- It is not layered but has many of the same element.
When making a torcik you need time to let one layer set before starting on the next – my first attempt was a disaster in looks!
This torcik is composed of 3 layers
- Biscuit base
- Sweet curd cheese with lemon jelly
- Alpine strawberries in blackcurrant jelly
- 500g twaróg or yoghurt cheese (could use full fat cream cheese)
- 250g icing sugar
- 80g butter
- 3 eggs separated
- 1 packet of light coloured jelly (lemon)
- 1 packet of dark coloured jelly (blackcurrant)
- 125g of plain biscuits such as petit beurre, morning coffee or rich tea
- 70g butter
- Lots of alpine strawberries – enough to cover the surface of the torcik
- Use a 25cm diameter loose bottomed or spring-form tin.
- Lightly rub the base with some butter.
- Crush the biscuits into small crumbs.
- Melt the butter, add the crumbs and mix.
- Put the mixture into the base of the tin and press it down firmly.

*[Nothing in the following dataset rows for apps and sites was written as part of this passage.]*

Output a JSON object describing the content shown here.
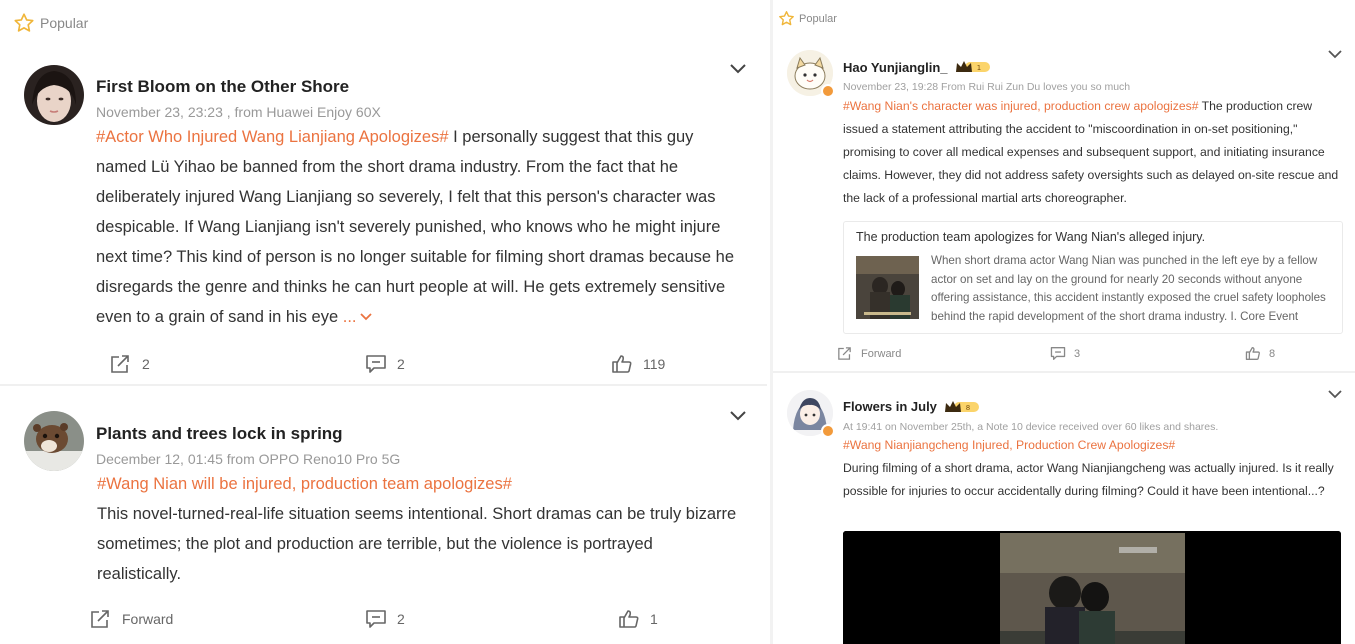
{
  "colors": {
    "accent": "#eb7340",
    "muted": "#999999",
    "star": "#f0b63a",
    "vip": "#f29a3b"
  },
  "left_pane": {
    "popular_label": "Popular",
    "posts": [
      {
        "author": "First Bloom on the Other Shore",
        "meta": "November 23, 23:23  , from Huawei Enjoy 60X",
        "hashtag": "#Actor Who Injured Wang Lianjiang Apologizes#",
        "text": " I personally suggest that this guy named Lü Yihao be banned from the short drama industry. From the fact that he deliberately injured Wang Lianjiang so severely, I felt that this person's character was despicable. If Wang Lianjiang isn't severely punished, who knows who he might injure next time? This kind of person is no longer suitable for filming short dramas because he disregards the genre and thinks he can hurt people at will. He gets extremely sensitive even to a grain of sand in his eye ",
        "more": "...",
        "forward": "2",
        "comments": "2",
        "likes": "119",
        "avatar_icon": "user-photo"
      },
      {
        "author": "Plants and trees lock in spring",
        "meta": "December 12, 01:45  from OPPO Reno10 Pro 5G",
        "hashtag": "#Wang Nian will be injured, production team apologizes#",
        "text": "This novel-turned-real-life situation seems intentional. Short dramas can be truly bizarre sometimes; the plot and production are terrible, but the violence is portrayed realistically.",
        "forward": "Forward",
        "comments": "2",
        "likes": "1",
        "avatar_icon": "animal-photo"
      }
    ]
  },
  "right_pane": {
    "popular_label": "Popular",
    "posts": [
      {
        "author": "Hao Yunjianglin_",
        "meta": "November 23, 19:28  From Rui Rui Zun Du loves you so much",
        "hashtag": "#Wang Nian's character was injured, production crew apologizes#",
        "text": " The production crew issued a statement attributing the accident to \"miscoordination in on-set positioning,\" promising to cover all medical expenses and subsequent support, and initiating insurance claims. However, they did not address safety oversights such as delayed on-site rescue and the lack of a professional martial arts choreographer.",
        "card_title": "The production team apologizes for Wang Nian's alleged injury.",
        "card_text": "When short drama actor Wang Nian was punched in the left eye by a fellow actor on set and lay on the ground for nearly 20 seconds without anyone offering assistance, this accident instantly exposed the cruel safety loopholes behind the rapid development of the short drama industry. I. Core Event",
        "forward": "Forward",
        "comments": "3",
        "likes": "8"
      },
      {
        "author": "Flowers in July",
        "meta": "At 19:41 on November 25th, a Note 10  device received over 60 likes and shares.",
        "hashtag": "#Wang Nianjiangcheng Injured, Production Crew Apologizes#",
        "text": "During filming of a short drama, actor Wang Nianjiangcheng was actually injured. Is it really possible for injuries to occur accidentally during filming? Could it have been intentional...?"
      }
    ]
  }
}
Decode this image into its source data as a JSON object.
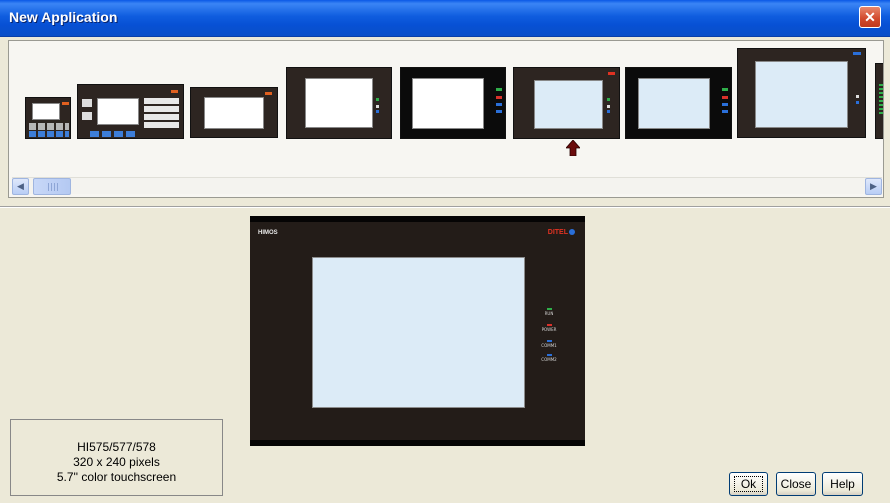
{
  "window": {
    "title": "New Application",
    "close_icon": "close-icon"
  },
  "device_strip": {
    "selected_index": 5,
    "selection_marker_icon": "up-arrow-icon",
    "devices_visible": 9
  },
  "scrollbar": {
    "left_icon": "scroll-left-icon",
    "right_icon": "scroll-right-icon",
    "left_glyph": "◀",
    "right_glyph": "▶"
  },
  "preview": {
    "brand_left": "HIMOS",
    "brand_right": "DITEL",
    "indicators": [
      {
        "label": "RUN",
        "color": "#2fae4a"
      },
      {
        "label": "POWER",
        "color": "#d9312b"
      },
      {
        "label": "COMM1",
        "color": "#2a6fd9"
      },
      {
        "label": "COMM2",
        "color": "#2a6fd9"
      }
    ]
  },
  "info": {
    "model": "HI575/577/578",
    "resolution": "320 x 240 pixels",
    "screen": "5.7'' color touchscreen"
  },
  "buttons": {
    "ok": "Ok",
    "close": "Close",
    "help": "Help"
  },
  "colors": {
    "titlebar": "#0a58e6",
    "dialog_bg": "#ece9d8",
    "device_bezel": "#2d2521",
    "screen_blue": "#dcebf7"
  }
}
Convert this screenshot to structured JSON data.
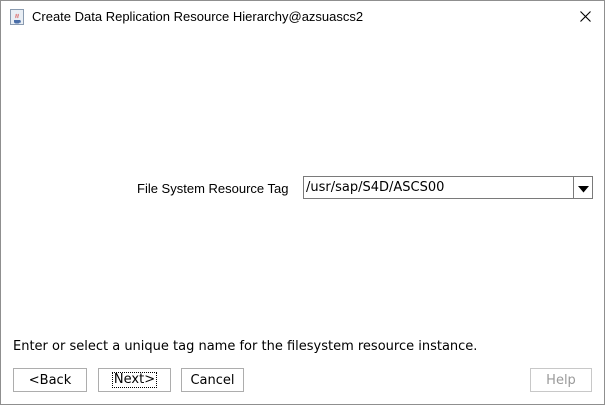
{
  "window": {
    "title": "Create Data Replication Resource Hierarchy@azsuascs2",
    "icon": "java-cup-icon",
    "close_icon": "close-icon"
  },
  "form": {
    "label": "File System Resource Tag",
    "tag_value": "/usr/sap/S4D/ASCS00",
    "dropdown_icon": "chevron-down-icon"
  },
  "hint": "Enter or select a unique tag name for the filesystem resource instance.",
  "buttons": {
    "back": "<Back",
    "next": "Next>",
    "cancel": "Cancel",
    "help": "Help"
  },
  "colors": {
    "background": "#ffffff",
    "disabled_text": "#9a9a9a",
    "border": "#7a7a7a"
  }
}
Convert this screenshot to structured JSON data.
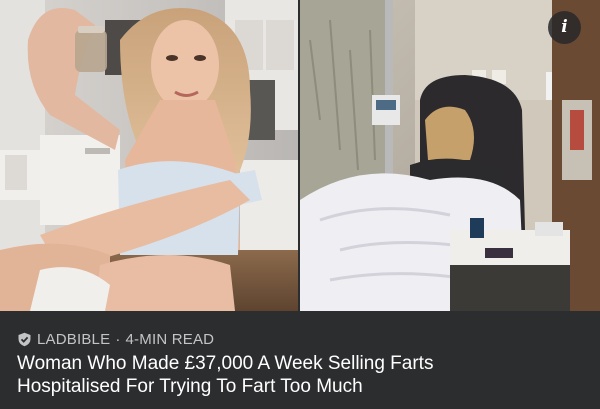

- Dissolve the lemon jelly in 125ml of boiling water and leave to cool.
- The tricky bit is having the jelly at the right temperature to use.
- Cream together the butter and icing sugar.
- Add the egg yokes, one by one, alternating with the twaróg.
- Mix thoroughly.
- Whisk the whites until they form stiff peaks.
- Fold the whites into the mixture.
- Gently mix in the cool jelly.
- Pour the mixture over the biscuit base.
- Level the top.
- Leave to set – best in the fridge – for at least 3 hours.
- Mix up the blackcurrant jelly as per the instructions with 500ml of boiling water.
- Leave the jelly to cool.
- Prepare the alpine strawberries – removing any stalks and leaves.
- Arrange the alpine strawberries on top of the lemon layer.
- Gently put the blackcurrant jelly over the alpine strawberries – use one spoon to pour this over the back of a second spoon.
- Leave it to set again in the fridge – can take several hours.
- Take great care when removing the torcik out of the tin.
Tea plates – Queensbury by Midwinter from the 1970s